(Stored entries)

★ ★ ★ ★

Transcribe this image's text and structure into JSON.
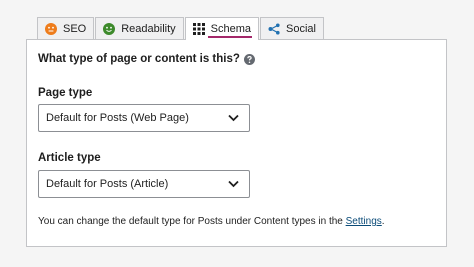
{
  "tabs": [
    {
      "label": "SEO",
      "icon": "face-neutral-icon",
      "icon_color": "#ee7c1b"
    },
    {
      "label": "Readability",
      "icon": "face-smile-icon",
      "icon_color": "#7ad03a"
    },
    {
      "label": "Schema",
      "icon": "grid-icon",
      "active": true
    },
    {
      "label": "Social",
      "icon": "share-icon",
      "icon_color": "#2271b1"
    }
  ],
  "question": "What type of page or content is this?",
  "page_type": {
    "label": "Page type",
    "value": "Default for Posts (Web Page)"
  },
  "article_type": {
    "label": "Article type",
    "value": "Default for Posts (Article)"
  },
  "note": {
    "text": "You can change the default type for Posts under Content types in the",
    "link": "Settings",
    "end": "."
  },
  "colors": {
    "accent": "#a4286a",
    "link": "#0a4b78"
  }
}
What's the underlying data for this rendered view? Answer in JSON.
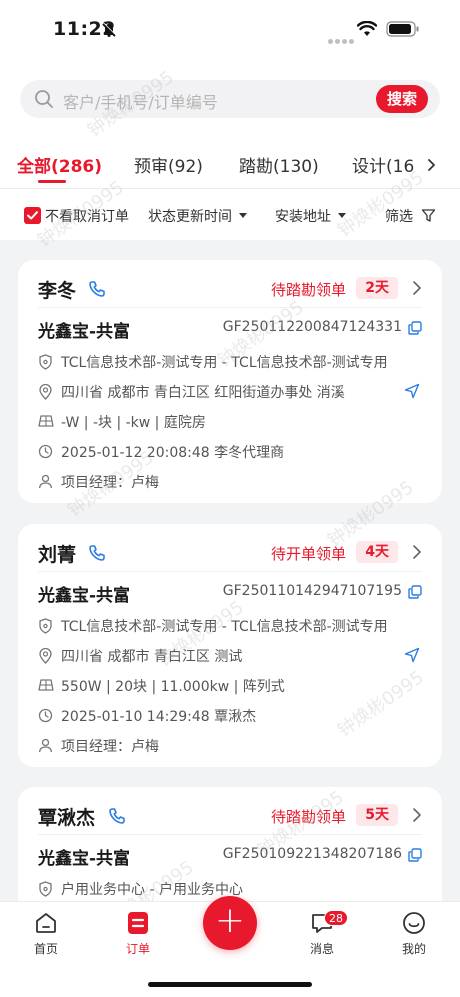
{
  "status_bar": {
    "time": "11:22"
  },
  "search": {
    "placeholder": "客户/手机号/订单编号",
    "button": "搜索"
  },
  "tabs": [
    {
      "label": "全部(286)",
      "active": true
    },
    {
      "label": "预审(92)",
      "active": false
    },
    {
      "label": "踏勘(130)",
      "active": false
    },
    {
      "label": "设计(16",
      "active": false
    }
  ],
  "filters": {
    "hide_cancelled": "不看取消订单",
    "sort": "状态更新时间",
    "address": "安装地址",
    "filter": "筛选"
  },
  "orders": [
    {
      "customer": "李冬",
      "status": "待踏勘领单",
      "days": "2天",
      "company": "光鑫宝-共富",
      "code": "GF250112200847124331",
      "org": "TCL信息技术部-测试专用 - TCL信息技术部-测试专用",
      "address": "四川省 成都市 青白江区 红阳街道办事处 消溪",
      "specs": "-W | -块 | -kw | 庭院房",
      "datetime": "2025-01-12 20:08:48  李冬代理商",
      "manager": "项目经理：卢梅"
    },
    {
      "customer": "刘菁",
      "status": "待开单领单",
      "days": "4天",
      "company": "光鑫宝-共富",
      "code": "GF250110142947107195",
      "org": "TCL信息技术部-测试专用 - TCL信息技术部-测试专用",
      "address": "四川省 成都市 青白江区  测试",
      "specs": "550W | 20块 | 11.000kw | 阵列式",
      "datetime": "2025-01-10 14:29:48  覃湫杰",
      "manager": "项目经理：卢梅"
    },
    {
      "customer": "覃湫杰",
      "status": "待踏勘领单",
      "days": "5天",
      "company": "光鑫宝-共富",
      "code": "GF250109221348207186",
      "org": "户用业务中心 - 户用业务中心"
    }
  ],
  "tabbar": {
    "home": "首页",
    "orders": "订单",
    "messages": "消息",
    "messages_badge": "28",
    "mine": "我的"
  },
  "watermark": "钟焕彬0995",
  "colors": {
    "accent": "#e8192c",
    "badge_bg": "#fde7e9",
    "page_bg": "#f2f3f5"
  }
}
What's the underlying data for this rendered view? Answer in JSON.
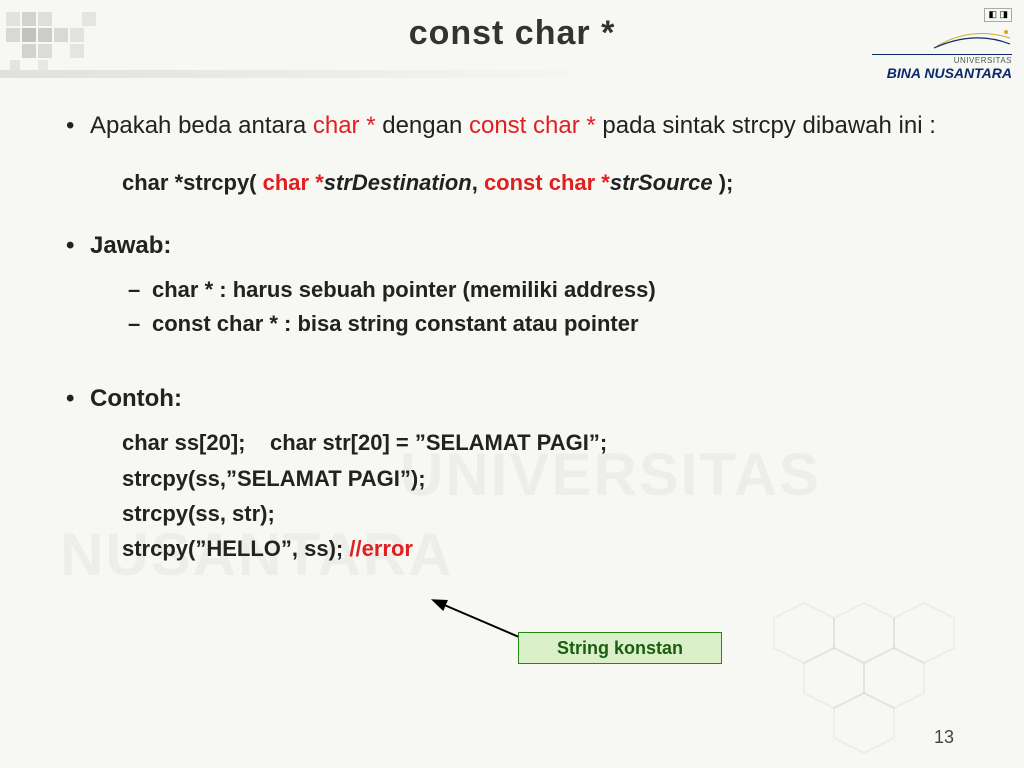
{
  "title": "const char *",
  "brand": {
    "flags_text": "◧ ◨",
    "line1": "UNIVERSITAS",
    "name": "BINA NUSANTARA"
  },
  "watermark1": "UNIVERSITAS",
  "watermark2": "NUSANTARA",
  "bullet1": {
    "p1": "Apakah beda antara ",
    "red1": "char *",
    "p2": " dengan ",
    "red2": "const char *",
    "p3": " pada sintak strcpy dibawah ini :"
  },
  "sig": {
    "p1": "char *strcpy( ",
    "red1": "char *",
    "it1": "strDestination",
    "p2": ", ",
    "red2": "const char *",
    "it2": "strSource",
    "p3": " );"
  },
  "jawab_label": "Jawab:",
  "jawab1": "char * : harus sebuah pointer (memiliki address)",
  "jawab2": "const char * : bisa string constant atau pointer",
  "contoh_label": "Contoh:",
  "contoh1": "char ss[20];    char str[20] = ”SELAMAT PAGI”;",
  "contoh2": "strcpy(ss,”SELAMAT PAGI”);",
  "contoh3": "strcpy(ss, str);",
  "contoh4_a": "strcpy(”HELLO”, ss);  ",
  "contoh4_b": "//error",
  "callout": "String konstan",
  "page_number": "13"
}
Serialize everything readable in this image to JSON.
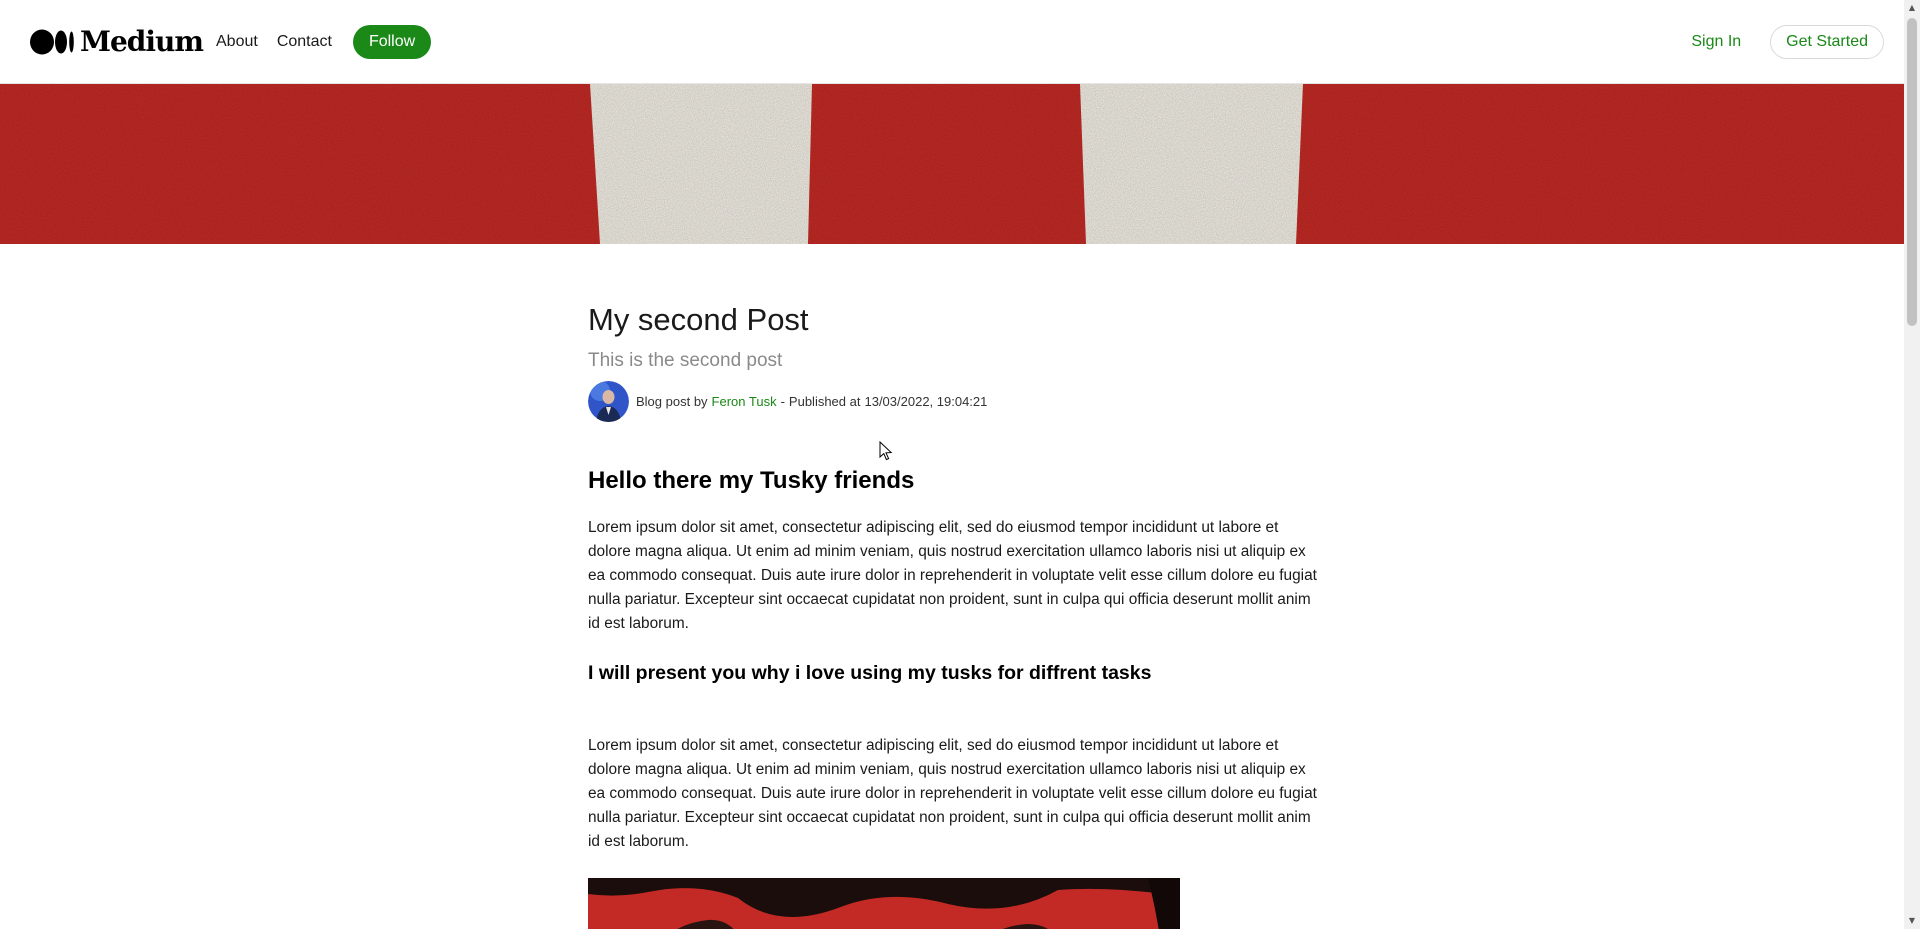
{
  "navbar": {
    "brand": "Medium",
    "links": [
      "About",
      "Contact"
    ],
    "follow_label": "Follow",
    "sign_in_label": "Sign In",
    "get_started_label": "Get Started"
  },
  "article": {
    "title": "My second Post",
    "subtitle": "This is the second post",
    "byline": {
      "prefix": "Blog post by",
      "author": "Feron Tusk",
      "separator": "-",
      "published_label": "Published at",
      "date": "13/03/2022, 19:04:21"
    },
    "heading_main": "Hello there my Tusky friends",
    "paragraph_1": "Lorem ipsum dolor sit amet, consectetur adipiscing elit, sed do eiusmod tempor incididunt ut labore et dolore magna aliqua. Ut enim ad minim veniam, quis nostrud exercitation ullamco laboris nisi ut aliquip ex ea commodo consequat. Duis aute irure dolor in reprehenderit in voluptate velit esse cillum dolore eu fugiat nulla pariatur. Excepteur sint occaecat cupidatat non proident, sunt in culpa qui officia deserunt mollit anim id est laborum.",
    "heading_sub": "I will present you why i love using my tusks for diffrent tasks",
    "paragraph_2": "Lorem ipsum dolor sit amet, consectetur adipiscing elit, sed do eiusmod tempor incididunt ut labore et dolore magna aliqua. Ut enim ad minim veniam, quis nostrud exercitation ullamco laboris nisi ut aliquip ex ea commodo consequat. Duis aute irure dolor in reprehenderit in voluptate velit esse cillum dolore eu fugiat nulla pariatur. Excepteur sint occaecat cupidatat non proident, sunt in culpa qui officia deserunt mollit anim id est laborum."
  },
  "colors": {
    "accent_green": "#1a8917",
    "hero_red": "#c42a25",
    "hero_cream": "#f3efe6"
  },
  "icons": {
    "brand": "medium-logo-icon",
    "scroll_up": "arrow-up-icon",
    "scroll_down": "arrow-down-icon",
    "cursor": "mouse-pointer-icon"
  }
}
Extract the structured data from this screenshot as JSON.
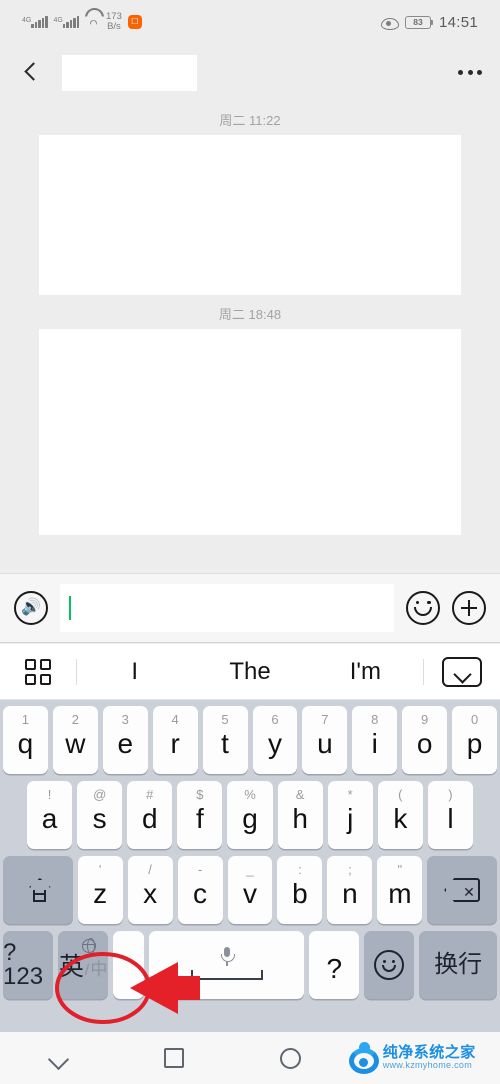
{
  "statusbar": {
    "network_type_1": "4G",
    "network_type_2": "4G",
    "net_speed_value": "173",
    "net_speed_unit": "B/s",
    "app_icon_name": "orange-app-icon",
    "eye_comfort_icon": "eye-icon",
    "battery_percent": "83",
    "clock": "14:51"
  },
  "titlebar": {
    "back_icon": "back-chevron-icon",
    "contact_name": "",
    "more_icon": "more-options-icon"
  },
  "chat": {
    "messages": [
      {
        "daystamp": "周二 11:22",
        "body": ""
      },
      {
        "daystamp": "周二 18:48",
        "body": ""
      }
    ]
  },
  "inputbar": {
    "voice_icon": "voice-input-icon",
    "input_value": "",
    "input_placeholder": "",
    "emoji_icon": "emoji-face-icon",
    "plus_icon": "plus-more-icon",
    "caret_color": "#07c160"
  },
  "suggestbar": {
    "grid_icon": "keyboard-grid-icon",
    "suggestions": [
      "I",
      "The",
      "I'm"
    ],
    "collapse_icon": "chevron-down-boxed-icon"
  },
  "keyboard": {
    "row1": [
      {
        "main": "q",
        "sub": "1"
      },
      {
        "main": "w",
        "sub": "2"
      },
      {
        "main": "e",
        "sub": "3"
      },
      {
        "main": "r",
        "sub": "4"
      },
      {
        "main": "t",
        "sub": "5"
      },
      {
        "main": "y",
        "sub": "6"
      },
      {
        "main": "u",
        "sub": "7"
      },
      {
        "main": "i",
        "sub": "8"
      },
      {
        "main": "o",
        "sub": "9"
      },
      {
        "main": "p",
        "sub": "0"
      }
    ],
    "row2": [
      {
        "main": "a",
        "sub": "!"
      },
      {
        "main": "s",
        "sub": "@"
      },
      {
        "main": "d",
        "sub": "#"
      },
      {
        "main": "f",
        "sub": "$"
      },
      {
        "main": "g",
        "sub": "%"
      },
      {
        "main": "h",
        "sub": "&"
      },
      {
        "main": "j",
        "sub": "*"
      },
      {
        "main": "k",
        "sub": "("
      },
      {
        "main": "l",
        "sub": ")"
      }
    ],
    "row3": [
      {
        "main": "z",
        "sub": "'"
      },
      {
        "main": "x",
        "sub": "/"
      },
      {
        "main": "c",
        "sub": "-"
      },
      {
        "main": "v",
        "sub": "_"
      },
      {
        "main": "b",
        "sub": ":"
      },
      {
        "main": "n",
        "sub": ";"
      },
      {
        "main": "m",
        "sub": "\""
      }
    ],
    "shift_icon": "shift-icon",
    "backspace_icon": "backspace-icon",
    "numeric_label": "?123",
    "lang_primary": "英",
    "lang_slash": "/",
    "lang_secondary": "中",
    "globe_icon": "globe-icon",
    "blank_key_label": "",
    "mic_icon": "microphone-icon",
    "space_label": "",
    "question_label": "?",
    "emoji_icon": "smiley-icon",
    "enter_label": "换行",
    "key_bg": "#fdfdfd",
    "mod_key_bg": "#a9b0bd",
    "keyboard_bg": "#ccd1d9"
  },
  "annotation": {
    "highlight_shape": "red-ellipse",
    "highlight_target": "lang-switch-key",
    "arrow": "red-left-arrow",
    "color": "#e0202a"
  },
  "navbar": {
    "hide_keyboard_icon": "chevron-down-icon",
    "recents_icon": "square-recents-icon",
    "home_icon": "circle-home-icon",
    "watermark_name": "纯净系统之家",
    "watermark_url": "www.kzmyhome.com"
  }
}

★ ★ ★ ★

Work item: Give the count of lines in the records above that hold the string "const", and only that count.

Solution to this problem: 4